Economics is a strange and interesting field in which philosophical and political notions collide with often half-baked pseudo mathematics (to wit: the Laffler Curve) to drive home some ideological point.

In natural sciences, we respect pioneers even when their formulations have been rendered obsolete. Newton still towers though so much of his corpus is useful as a practical approximation in civil engineering. No scientist would deify Newton in the way some economists have deified Smith.

My problem with Smith is not Smith, but the ex cathedra ravings of free market idolaters. Smith's brilliance shines beyond his reckless a priori untestable propositions; his imaginative anthropology, and 1349's putative wheat prices. He glimpsed how "luxury" could strengthen markets, share wealth, and increase human freedom. He couldn't fully realize the roles of population growth and entrepreneurship.

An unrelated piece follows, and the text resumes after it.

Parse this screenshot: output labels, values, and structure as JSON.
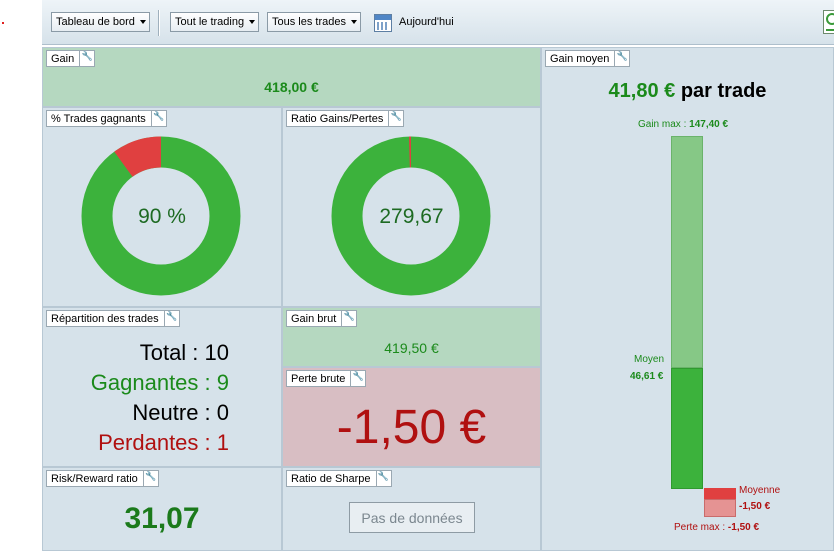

Just as I believe in land management and biologically responsible farming, so in the economy I believe in economic management for the commonweal using methods that so far as possible rely on free choices. In land management and in political economy, "natural law" provides methods for shaping things but "natural law" by itself is only the rule of the biggest weed and the top predator.

Overly central management, whether done by the state, as in the now fallen evil empire, or by large corporationa obeying economic "natural law," as now control so much of the third world, are a bit like massive sugar beet farming in the Columbia watershed.

Now, rather than overdevelop that metaphor, let me retreat to noting that economic theories usually have a political agenda. Smith bluntly noted that the state exists to protect the rich from the poor. His agenda was to find a way for the state to do that in such a manner that increasing wealth actually raised the life and the meaning of life for all.

Not a bad goal.

PatCox
02-01-2007, 11:50 AM
When I read the Wealth of Nations I was shocked at how little it had in common with the ravings of Friedman and the free marketers, who, I concluded, libel Smith when they claim to follow him.

P.I. Stazzer-Newt
02-01-2007, 12:03 PM
Fleeming Jenkin, did he live entirely in vain?

PatCox
02-01-2007, 01:21 PM
The important thing is to keep the masses distracted with bread and circusus, or is it Nascar and McDonalds and cheap electronics?